What’s the matter Bunky? Did the last project take a bad turn and now the client hates your guts? Now you’re worried about getting lit up on the internet? Or, the contractor you hired to remodel the kitchen is turning your dreams into a nightmare? My question for contractors, architects, designers and homeowners is this; were your expectations reasonable and understood by the other people involved?
It’s not hard to find someone with a story about a remodeling project that didn’t end well. Whether it ended in disaster or mild disappointment, you still walked away with regret and, in some cases, anger. But, are you angry with the right person(s)?
Responsible contractors, architects, designers and homeowners alike begin a remodeling project with a reasonable plan, certain expectations and good intentions. However, each has a very different perspective. From the homeowner’s perspective, they see what the home will look like when the project is done and how their life will be improved. That is after all, the reason for the project.

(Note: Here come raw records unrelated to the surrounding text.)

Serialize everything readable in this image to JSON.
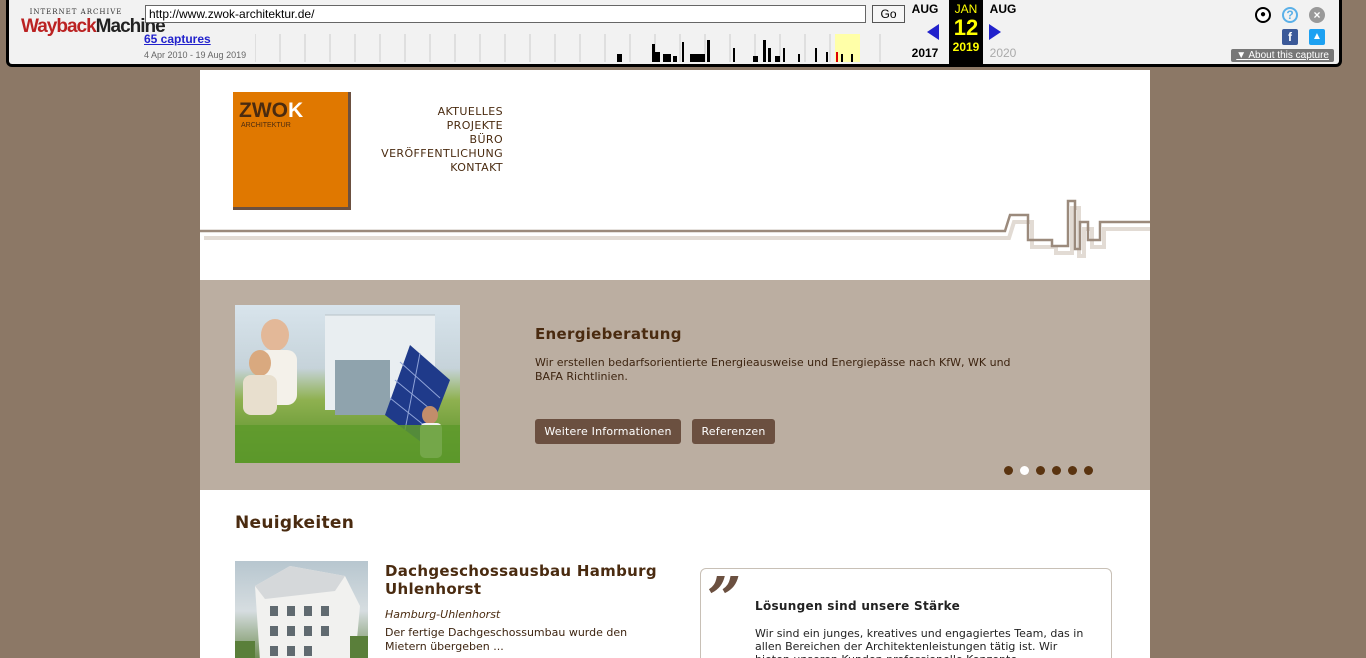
{
  "wayback": {
    "logo_top": "INTERNET ARCHIVE",
    "logo_wayback": "Wayback",
    "logo_machine": "Machine",
    "url": "http://www.zwok-architektur.de/",
    "go_label": "Go",
    "captures": "65 captures",
    "range": "4 Apr 2010 - 19 Aug 2019",
    "prev_month": "AUG",
    "prev_year": "2017",
    "cur_month": "JAN",
    "cur_day": "12",
    "cur_year": "2019",
    "next_month": "AUG",
    "next_year": "2020",
    "about": "About this capture",
    "spark_levels": [
      0,
      0,
      0,
      0,
      0,
      0,
      0,
      0,
      0,
      0,
      0,
      0,
      0,
      0,
      0,
      0,
      0,
      0,
      0,
      0,
      0,
      0,
      0,
      0,
      0,
      0,
      0,
      0,
      0,
      0,
      0,
      0,
      0,
      0,
      0,
      0,
      0,
      0,
      0,
      0,
      0,
      0,
      0,
      0,
      0,
      0,
      0,
      0,
      0,
      0,
      0,
      0,
      0,
      0,
      0,
      0,
      0,
      0,
      0,
      0,
      0,
      0,
      0,
      0,
      0,
      0,
      0,
      0,
      0,
      0,
      0,
      0,
      0,
      0,
      0,
      0,
      0,
      0,
      0,
      0,
      0,
      0,
      0,
      0,
      0,
      0,
      0,
      0,
      0,
      0,
      0,
      0,
      0,
      0,
      0,
      0,
      0,
      0,
      0,
      0,
      0,
      0,
      0,
      0,
      0,
      0,
      0,
      0,
      0,
      0,
      0,
      0,
      0,
      0,
      0,
      0,
      0,
      0,
      0,
      0,
      0,
      0,
      0,
      0,
      0,
      0,
      0,
      0,
      0,
      0,
      0,
      0,
      0,
      0,
      0,
      0,
      0,
      0,
      0,
      0,
      0,
      0,
      0,
      0,
      0,
      0,
      0,
      0,
      0,
      0,
      0,
      0,
      0,
      0,
      0,
      0,
      0,
      0,
      0,
      0,
      0,
      0,
      0,
      0,
      0,
      0,
      0,
      0,
      0,
      0,
      0,
      0,
      0,
      0,
      0,
      0,
      0,
      0,
      0,
      0,
      0,
      0,
      0,
      0,
      0,
      0,
      0,
      0,
      0,
      0,
      0,
      0,
      0,
      0,
      0,
      0,
      0,
      0,
      0,
      0,
      0,
      0,
      0,
      0,
      0,
      0,
      0,
      0,
      0,
      0,
      0,
      0,
      0,
      0,
      0,
      0,
      0,
      0,
      0,
      0,
      0,
      0,
      0,
      0,
      0,
      0,
      0,
      0,
      0,
      0,
      0,
      0,
      0,
      0,
      0,
      0,
      0,
      0,
      0,
      0,
      0,
      0,
      0,
      0,
      0,
      0,
      0,
      0,
      0,
      0,
      0,
      0,
      0,
      0,
      0,
      0,
      0,
      0,
      0,
      0,
      0,
      0,
      0,
      0,
      0,
      0,
      0,
      0,
      0,
      0,
      0,
      0,
      0,
      0,
      0,
      0,
      0,
      0,
      0,
      0,
      0,
      0,
      0,
      0,
      0,
      0,
      0,
      0,
      0,
      0,
      0,
      0,
      0,
      0,
      0,
      0,
      0,
      0,
      0,
      0,
      0,
      0,
      0,
      0,
      0,
      0,
      0,
      0,
      0,
      0,
      0,
      0,
      0,
      0,
      0,
      0,
      0,
      0,
      0,
      0,
      0,
      0,
      0,
      0,
      0,
      0,
      0,
      0,
      0,
      0,
      0,
      0,
      0,
      0,
      0,
      0,
      0,
      0,
      0,
      0,
      0,
      0,
      0,
      0,
      0,
      0,
      0,
      0,
      0,
      0,
      0,
      0,
      0,
      0,
      0,
      0,
      0,
      0,
      0,
      0,
      0,
      0,
      0,
      0,
      0,
      0,
      0,
      0,
      0,
      0,
      0,
      0,
      0,
      0,
      0,
      0,
      0,
      0,
      0,
      0,
      0,
      0,
      0,
      0,
      0,
      0,
      0,
      0,
      0,
      0,
      0,
      0,
      0,
      0,
      0,
      0,
      0,
      0,
      0,
      0,
      0,
      0,
      0,
      0,
      0,
      0,
      0,
      0,
      0,
      0,
      0,
      0,
      0,
      0,
      0,
      0,
      0,
      0,
      0,
      0,
      0,
      0,
      0,
      0,
      0,
      0,
      0,
      0,
      0,
      0,
      0,
      0,
      0,
      0,
      0,
      0,
      0,
      0,
      0,
      0,
      0,
      0,
      0,
      0,
      0,
      0,
      0,
      0,
      0,
      0,
      0,
      0,
      0,
      0,
      0,
      0,
      0,
      0,
      0,
      0,
      0,
      0,
      0,
      0,
      0,
      0,
      0,
      0,
      0,
      0,
      0,
      0,
      0,
      0,
      0,
      0,
      0,
      0,
      0,
      0,
      0,
      0,
      0,
      0,
      0,
      0,
      0,
      0,
      0,
      0,
      0,
      0,
      0,
      0,
      0,
      0,
      0,
      0,
      0,
      0,
      0,
      0,
      0,
      0,
      0,
      0,
      0,
      0,
      0,
      0,
      0,
      0,
      0,
      0,
      0,
      0,
      0,
      0,
      0,
      0,
      0,
      0,
      0,
      0,
      0,
      0,
      0,
      0,
      0,
      0,
      0,
      0,
      0,
      0,
      0,
      0,
      0,
      0,
      0,
      0,
      0,
      0,
      0,
      0,
      0,
      0,
      0,
      0,
      0,
      0,
      0,
      0,
      0,
      0,
      0,
      0,
      0,
      0,
      0,
      0,
      0,
      0,
      0,
      0,
      0,
      0,
      0,
      0,
      0,
      0,
      0,
      0,
      0,
      0,
      0,
      0,
      0,
      0,
      0,
      0,
      0,
      0,
      0,
      0,
      0,
      0,
      0,
      0,
      0,
      0,
      0,
      0,
      0,
      0,
      0,
      0,
      0,
      0,
      0,
      0,
      0,
      0,
      0,
      0,
      0,
      0,
      0,
      0,
      0,
      0,
      0,
      0,
      0,
      0,
      0,
      0,
      0,
      0,
      0,
      0,
      0,
      0,
      0,
      0,
      0,
      0,
      0,
      0,
      0,
      0,
      0,
      0,
      0,
      0,
      0,
      0,
      0,
      0,
      0,
      0,
      0,
      0,
      0,
      0,
      0,
      0,
      0,
      0,
      0,
      0,
      0,
      0,
      0,
      0,
      0,
      0,
      0,
      0,
      0,
      0,
      0,
      0,
      0,
      0,
      0,
      0,
      0,
      0,
      0,
      0,
      0,
      0,
      0,
      0,
      0,
      0,
      0,
      0,
      0,
      0,
      0,
      0,
      0,
      0,
      0,
      0,
      0,
      0,
      0,
      0,
      0,
      0,
      0,
      0,
      0,
      0,
      0,
      0,
      0,
      0,
      0,
      0,
      0,
      0,
      0,
      0,
      0,
      0,
      0,
      0,
      0,
      0,
      0,
      0,
      0,
      0,
      0,
      0,
      0,
      0,
      0,
      0,
      0,
      0,
      0,
      0,
      0,
      0,
      0,
      0,
      0,
      0,
      0,
      0,
      0,
      0,
      0,
      0,
      0,
      0,
      0,
      0,
      0,
      0
    ]
  },
  "site": {
    "logo_main": "ZWO",
    "logo_k": "K",
    "logo_sub": "ARCHITEKTUR",
    "nav": [
      "AKTUELLES",
      "PROJEKTE",
      "BÜRO",
      "VERÖFFENTLICHUNG",
      "KONTAKT"
    ],
    "hero": {
      "title": "Energieberatung",
      "text": "Wir erstellen bedarfsorientierte Energieausweise und Energiepässe nach KfW, WK und BAFA Richtlinien.",
      "btn_more": "Weitere Informationen",
      "btn_refs": "Referenzen",
      "slides": 6,
      "active_slide": 2
    },
    "news": {
      "heading": "Neuigkeiten",
      "title": "Dachgeschossausbau Hamburg Uhlenhorst",
      "location": "Hamburg-Uhlenhorst",
      "text": "Der fertige Dachgeschossumbau wurde den Mietern übergeben ..."
    },
    "quote": {
      "mark": "”",
      "title": "Lösungen sind unsere Stärke",
      "text": "Wir sind ein junges, kreatives und engagiertes Team, das in allen Bereichen der Architektenleistungen tätig ist. Wir bieten unseren Kunden professionelle Konzepte"
    },
    "colors": {
      "brown": "#4a2b10",
      "orange": "#e07800",
      "hero_bg": "#bbaea1",
      "outer_bg": "#8c7866"
    }
  }
}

From the contractor’s perspective they see what is there now and what needs to be done to finish project and get paid. Any deviation (change) in the plan or unforeseen problem represents delay. Delays cost time and time is money.
The architect and/or designer provided the design and some or all finish materials. They of course want to see a successful project completion. However, they may not actually have any skin in the game by the time the project starts let alone wraps up. Save for their reputation.
Considering these very different perspectives its easy to see how a project can become derailed. Rarely discussed, let alone provided for in writing before starting the project is the gap caused from these two very different perspectives. Gaps equal lack of detail. Where detail is lacking assumptions are made. You know what happens when you assume.
A respected architect and residential remodeling contractor once told me; a remodeling project is like a ten-month long pregnancy. When you get towards the last few weeks you just want it over. He was right of course.
Here are some things to consider that may help both sides achieve their goals or meet their common expectations.
- Do your due diligence. Check references for all the people involved in getting the project to the start point. Make phone calls, don’t rely on “on-line” reviews.
- Start with an actual detailed budget. A budget isn’t the amount you would like to spend. That’s a spending wish. A real budget has actual lines of expenses on it tied to specific items with actual brand names and model numbers and quantities where applicable.
- With an actual detailed budget, you can commit to a contract. It should be fair and reasonable and of course legally sound. This may require a legal review. If so, that should be in your budget too?
- Expect and budget for the unexpected. A complication does not mean someone is/was incompetent or dishonest. It happens. As a rule of thumb, complications in remodeling are more likely and more expensive the older the building is.
- Make sure all insurance, licenses, bonds, permits and funds are in place.
- Communication is key. Just because two people speak the same language it doesn’t mean they can communicate. When you ask questions in the form of the answer you want. For instance: “You will have the drywall done by Friday, right?” Or, “You will have the color picked out by tomorrow morning, right?”. In both instances you are asking a leading question. Human nature being what it is the person being asked the question may feel pressured to tell you what you want to hear. You may get the desired answer but not necessarily the outcome you want or need to stay on schedule.
- A daily walk-through and weekly review of the plan is a good idea. Not only a progress check but a review of the goal. Make sure everyone is focused on the same goal and what is expected of everyone involved to achieve that goal.
- If the homeowner feels overwhelmed by the attention required to all the details, they should discuss it with the contractor and/or pay to have the original architect or designer provide the over site and necessary attention to details required.
- This is reality not TV. Be realistic. You are not going to get a $100,000.00 gut rehab of a kitchen in three days for $20,000.00. The project is not going to look like the $100,000.00 kitchen seen in a magazine or web site if you are trying to get away with a $20,000.00 total expense.
- Finally, do your paperwork. It doesn’t end with the due diligence I recommended in point one, it begins there. Have your paperwork in order and keep it that way. That means document your meetings and reviews. Take pictures at the end of each day.
A contractor may want to take pictures during the day to prove codes and regulations are being followed. Pictures showing good practices and procedures are being followed can be critical in an OSHA or EPA review which could happen months after a project is completed.
A homeowner may want the pictures to prove the project was done correctly by competent people when selling. Perspective homeowners may not want to buy a house if they think it was a “flip” or remodeled badly hiding problems and creating a money pit.
In summary, managing expectations and following the recommendations above will require more of your time. Balance that against the loss of sleep and money if things go bad. Don’t rely on local inspectors and codes to make everything right. A home built or remodeled to code just means it was done to the lowest standard allowed by law.
Good luck with your project. And don’t underestimate the value of a good night’s sleep.
The Ask the Kitchen Guy Blog by Jeff Kida is the property of DDS Design Services, LLC. All rights are reserved by the owner.